§ Records for processing
>>>

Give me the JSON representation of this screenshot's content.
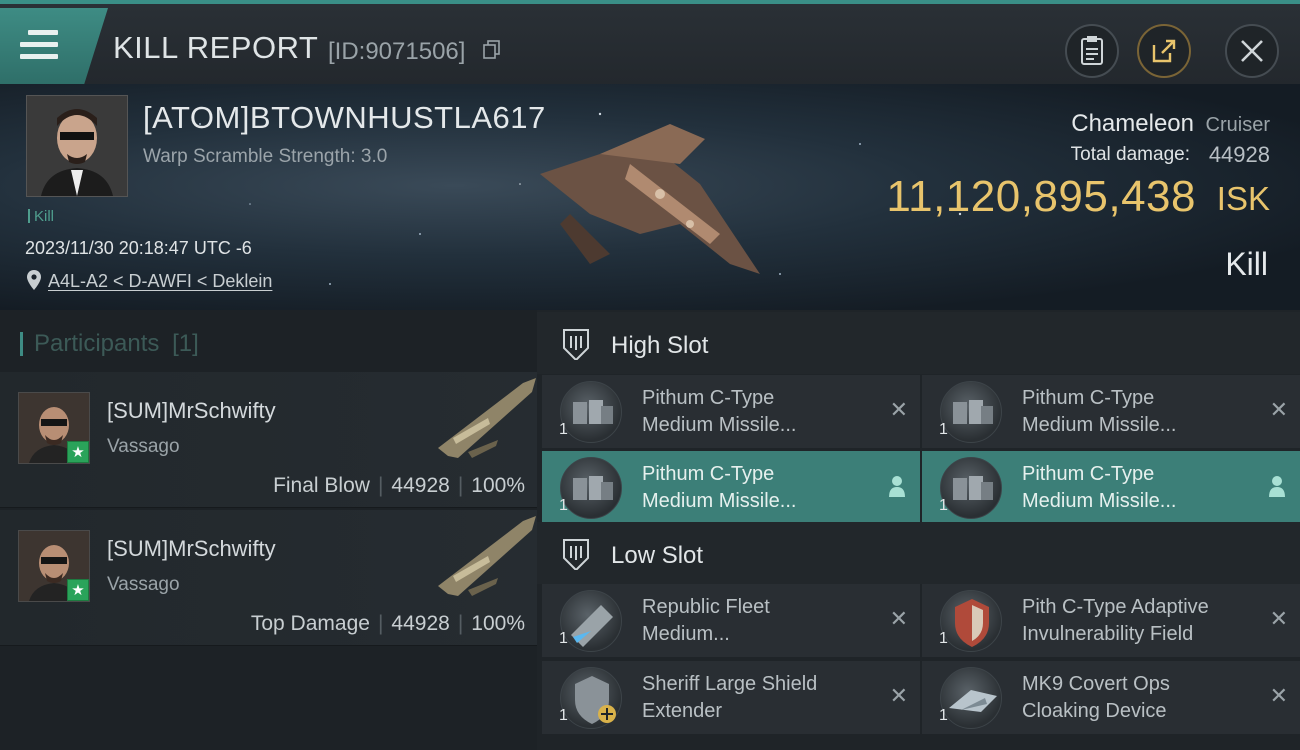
{
  "header": {
    "title": "KILL REPORT",
    "report_id": "[ID:9071506]",
    "icons": {
      "menu": "menu-icon",
      "copy": "copy-icon",
      "clipboard": "clipboard-icon",
      "export": "export-icon",
      "close": "close-icon"
    }
  },
  "victim": {
    "name": "[ATOM]BTOWNHUSTLA617",
    "warp_scramble": "Warp Scramble Strength: 3.0",
    "kill_tag": "Kill",
    "timestamp": "2023/11/30 20:18:47 UTC -6",
    "location": "A4L-A2 < D-AWFI < Deklein",
    "ship_name": "Chameleon",
    "ship_class": "Cruiser",
    "total_damage_label": "Total damage:",
    "total_damage_value": "44928",
    "isk_value": "11,120,895,438",
    "isk_unit": "ISK",
    "result": "Kill"
  },
  "participants": {
    "heading": "Participants",
    "count": "[1]",
    "items": [
      {
        "name": "[SUM]MrSchwifty",
        "ship": "Vassago",
        "role": "Final Blow",
        "damage": "44928",
        "percent": "100%"
      },
      {
        "name": "[SUM]MrSchwifty",
        "ship": "Vassago",
        "role": "Top Damage",
        "damage": "44928",
        "percent": "100%"
      }
    ]
  },
  "high_slot": {
    "title": "High Slot",
    "modules": [
      {
        "line1": "Pithum C-Type",
        "line2": "Medium Missile...",
        "qty": "1",
        "state": "destroyed"
      },
      {
        "line1": "Pithum C-Type",
        "line2": "Medium Missile...",
        "qty": "1",
        "state": "destroyed"
      },
      {
        "line1": "Pithum C-Type",
        "line2": "Medium Missile...",
        "qty": "1",
        "state": "dropped"
      },
      {
        "line1": "Pithum C-Type",
        "line2": "Medium Missile...",
        "qty": "1",
        "state": "dropped"
      }
    ]
  },
  "low_slot": {
    "title": "Low Slot",
    "modules": [
      {
        "line1": "Republic Fleet",
        "line2": "Medium...",
        "qty": "1",
        "state": "destroyed"
      },
      {
        "line1": "Pith C-Type Adaptive",
        "line2": "Invulnerability Field",
        "qty": "1",
        "state": "destroyed"
      },
      {
        "line1": "Sheriff Large Shield",
        "line2": "Extender",
        "qty": "1",
        "state": "destroyed"
      },
      {
        "line1": "MK9 Covert Ops",
        "line2": "Cloaking Device",
        "qty": "1",
        "state": "destroyed"
      }
    ]
  },
  "colors": {
    "accent": "#3e8c84",
    "isk": "#e8c46c",
    "highlight_row": "#3c7f78",
    "star_badge": "#2aa35a"
  }
}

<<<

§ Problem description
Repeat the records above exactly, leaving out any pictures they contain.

§ Solution
Give me the JSON representation of this screenshot's content.
{
  "header": {
    "title": "KILL REPORT",
    "report_id": "[ID:9071506]",
    "icons": {
      "menu": "menu-icon",
      "copy": "copy-icon",
      "clipboard": "clipboard-icon",
      "export": "export-icon",
      "close": "close-icon"
    }
  },
  "victim": {
    "name": "[ATOM]BTOWNHUSTLA617",
    "warp_scramble": "Warp Scramble Strength: 3.0",
    "kill_tag": "Kill",
    "timestamp": "2023/11/30 20:18:47 UTC -6",
    "location": "A4L-A2 < D-AWFI < Deklein",
    "ship_name": "Chameleon",
    "ship_class": "Cruiser",
    "total_damage_label": "Total damage:",
    "total_damage_value": "44928",
    "isk_value": "11,120,895,438",
    "isk_unit": "ISK",
    "result": "Kill"
  },
  "participants": {
    "heading": "Participants",
    "count": "[1]",
    "items": [
      {
        "name": "[SUM]MrSchwifty",
        "ship": "Vassago",
        "role": "Final Blow",
        "damage": "44928",
        "percent": "100%"
      },
      {
        "name": "[SUM]MrSchwifty",
        "ship": "Vassago",
        "role": "Top Damage",
        "damage": "44928",
        "percent": "100%"
      }
    ]
  },
  "high_slot": {
    "title": "High Slot",
    "modules": [
      {
        "line1": "Pithum C-Type",
        "line2": "Medium Missile...",
        "qty": "1",
        "state": "destroyed"
      },
      {
        "line1": "Pithum C-Type",
        "line2": "Medium Missile...",
        "qty": "1",
        "state": "destroyed"
      },
      {
        "line1": "Pithum C-Type",
        "line2": "Medium Missile...",
        "qty": "1",
        "state": "dropped"
      },
      {
        "line1": "Pithum C-Type",
        "line2": "Medium Missile...",
        "qty": "1",
        "state": "dropped"
      }
    ]
  },
  "low_slot": {
    "title": "Low Slot",
    "modules": [
      {
        "line1": "Republic Fleet",
        "line2": "Medium...",
        "qty": "1",
        "state": "destroyed"
      },
      {
        "line1": "Pith C-Type Adaptive",
        "line2": "Invulnerability Field",
        "qty": "1",
        "state": "destroyed"
      },
      {
        "line1": "Sheriff Large Shield",
        "line2": "Extender",
        "qty": "1",
        "state": "destroyed"
      },
      {
        "line1": "MK9 Covert Ops",
        "line2": "Cloaking Device",
        "qty": "1",
        "state": "destroyed"
      }
    ]
  },
  "colors": {
    "accent": "#3e8c84",
    "isk": "#e8c46c",
    "highlight_row": "#3c7f78",
    "star_badge": "#2aa35a"
  }
}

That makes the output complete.